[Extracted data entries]
■ ■ ■ ■ ■ ■ ■
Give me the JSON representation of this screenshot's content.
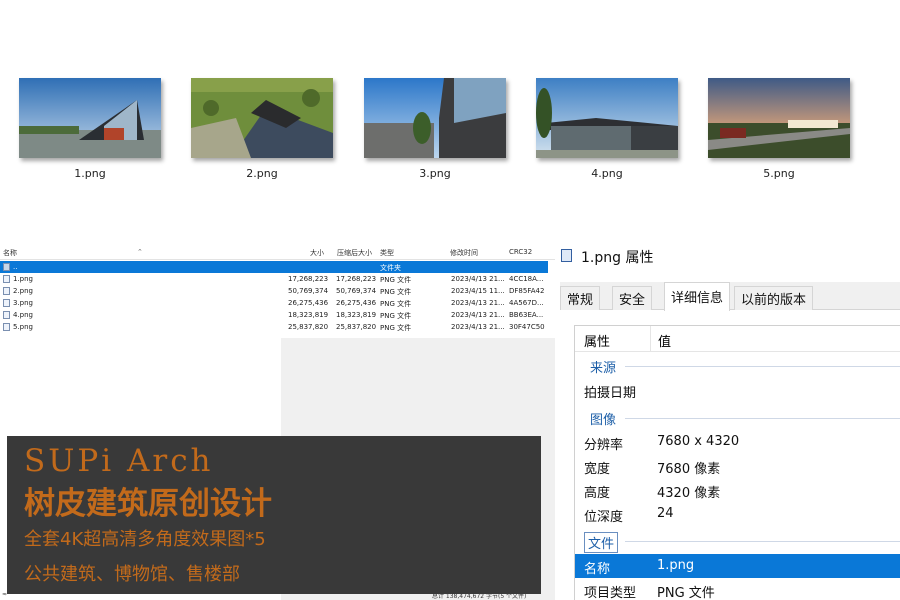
{
  "thumbnails": [
    {
      "label": "1.png"
    },
    {
      "label": "2.png"
    },
    {
      "label": "3.png"
    },
    {
      "label": "4.png"
    },
    {
      "label": "5.png"
    }
  ],
  "archive": {
    "columns": {
      "name": "名称",
      "size": "大小",
      "packed": "压缩后大小",
      "type": "类型",
      "modified": "修改时间",
      "crc": "CRC32"
    },
    "up_row": {
      "name": "..",
      "type": "文件夹"
    },
    "rows": [
      {
        "name": "1.png",
        "size": "17,268,223",
        "packed": "17,268,223",
        "type": "PNG 文件",
        "modified": "2023/4/13 21...",
        "crc": "4CC18A..."
      },
      {
        "name": "2.png",
        "size": "50,769,374",
        "packed": "50,769,374",
        "type": "PNG 文件",
        "modified": "2023/4/15 11...",
        "crc": "DF85FA42"
      },
      {
        "name": "3.png",
        "size": "26,275,436",
        "packed": "26,275,436",
        "type": "PNG 文件",
        "modified": "2023/4/13 21...",
        "crc": "4A567D..."
      },
      {
        "name": "4.png",
        "size": "18,323,819",
        "packed": "18,323,819",
        "type": "PNG 文件",
        "modified": "2023/4/13 21...",
        "crc": "BB63EA..."
      },
      {
        "name": "5.png",
        "size": "25,837,820",
        "packed": "25,837,820",
        "type": "PNG 文件",
        "modified": "2023/4/13 21...",
        "crc": "30F47C50"
      }
    ],
    "status_left": "≈",
    "status_right": "总计 138,474,672 字节(5 个文件)"
  },
  "banner": {
    "line1": "SUPi Arch",
    "line2": "树皮建筑原创设计",
    "line3": "全套4K超高清多角度效果图*5",
    "line4": "公共建筑、博物馆、售楼部",
    "color": "#c26a1b"
  },
  "properties": {
    "title": "1.png 属性",
    "tabs": [
      "常规",
      "安全",
      "详细信息",
      "以前的版本"
    ],
    "active_tab": "详细信息",
    "header": {
      "property": "属性",
      "value": "值"
    },
    "group_source": "来源",
    "date_taken": "拍摄日期",
    "group_image": "图像",
    "resolution_label": "分辨率",
    "resolution_value": "7680 x 4320",
    "width_label": "宽度",
    "width_value": "7680 像素",
    "height_label": "高度",
    "height_value": "4320 像素",
    "depth_label": "位深度",
    "depth_value": "24",
    "group_file": "文件",
    "name_label": "名称",
    "name_value": "1.png",
    "itemtype_label": "项目类型",
    "itemtype_value": "PNG 文件"
  }
}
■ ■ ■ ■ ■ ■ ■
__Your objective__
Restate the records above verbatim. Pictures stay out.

__Answer box__
Give me the JSON representation of this screenshot's content.
{
  "thumbnails": [
    {
      "label": "1.png"
    },
    {
      "label": "2.png"
    },
    {
      "label": "3.png"
    },
    {
      "label": "4.png"
    },
    {
      "label": "5.png"
    }
  ],
  "archive": {
    "columns": {
      "name": "名称",
      "size": "大小",
      "packed": "压缩后大小",
      "type": "类型",
      "modified": "修改时间",
      "crc": "CRC32"
    },
    "up_row": {
      "name": "..",
      "type": "文件夹"
    },
    "rows": [
      {
        "name": "1.png",
        "size": "17,268,223",
        "packed": "17,268,223",
        "type": "PNG 文件",
        "modified": "2023/4/13 21...",
        "crc": "4CC18A..."
      },
      {
        "name": "2.png",
        "size": "50,769,374",
        "packed": "50,769,374",
        "type": "PNG 文件",
        "modified": "2023/4/15 11...",
        "crc": "DF85FA42"
      },
      {
        "name": "3.png",
        "size": "26,275,436",
        "packed": "26,275,436",
        "type": "PNG 文件",
        "modified": "2023/4/13 21...",
        "crc": "4A567D..."
      },
      {
        "name": "4.png",
        "size": "18,323,819",
        "packed": "18,323,819",
        "type": "PNG 文件",
        "modified": "2023/4/13 21...",
        "crc": "BB63EA..."
      },
      {
        "name": "5.png",
        "size": "25,837,820",
        "packed": "25,837,820",
        "type": "PNG 文件",
        "modified": "2023/4/13 21...",
        "crc": "30F47C50"
      }
    ],
    "status_left": "≈",
    "status_right": "总计 138,474,672 字节(5 个文件)"
  },
  "banner": {
    "line1": "SUPi Arch",
    "line2": "树皮建筑原创设计",
    "line3": "全套4K超高清多角度效果图*5",
    "line4": "公共建筑、博物馆、售楼部",
    "color": "#c26a1b"
  },
  "properties": {
    "title": "1.png 属性",
    "tabs": [
      "常规",
      "安全",
      "详细信息",
      "以前的版本"
    ],
    "active_tab": "详细信息",
    "header": {
      "property": "属性",
      "value": "值"
    },
    "group_source": "来源",
    "date_taken": "拍摄日期",
    "group_image": "图像",
    "resolution_label": "分辨率",
    "resolution_value": "7680 x 4320",
    "width_label": "宽度",
    "width_value": "7680 像素",
    "height_label": "高度",
    "height_value": "4320 像素",
    "depth_label": "位深度",
    "depth_value": "24",
    "group_file": "文件",
    "name_label": "名称",
    "name_value": "1.png",
    "itemtype_label": "项目类型",
    "itemtype_value": "PNG 文件"
  }
}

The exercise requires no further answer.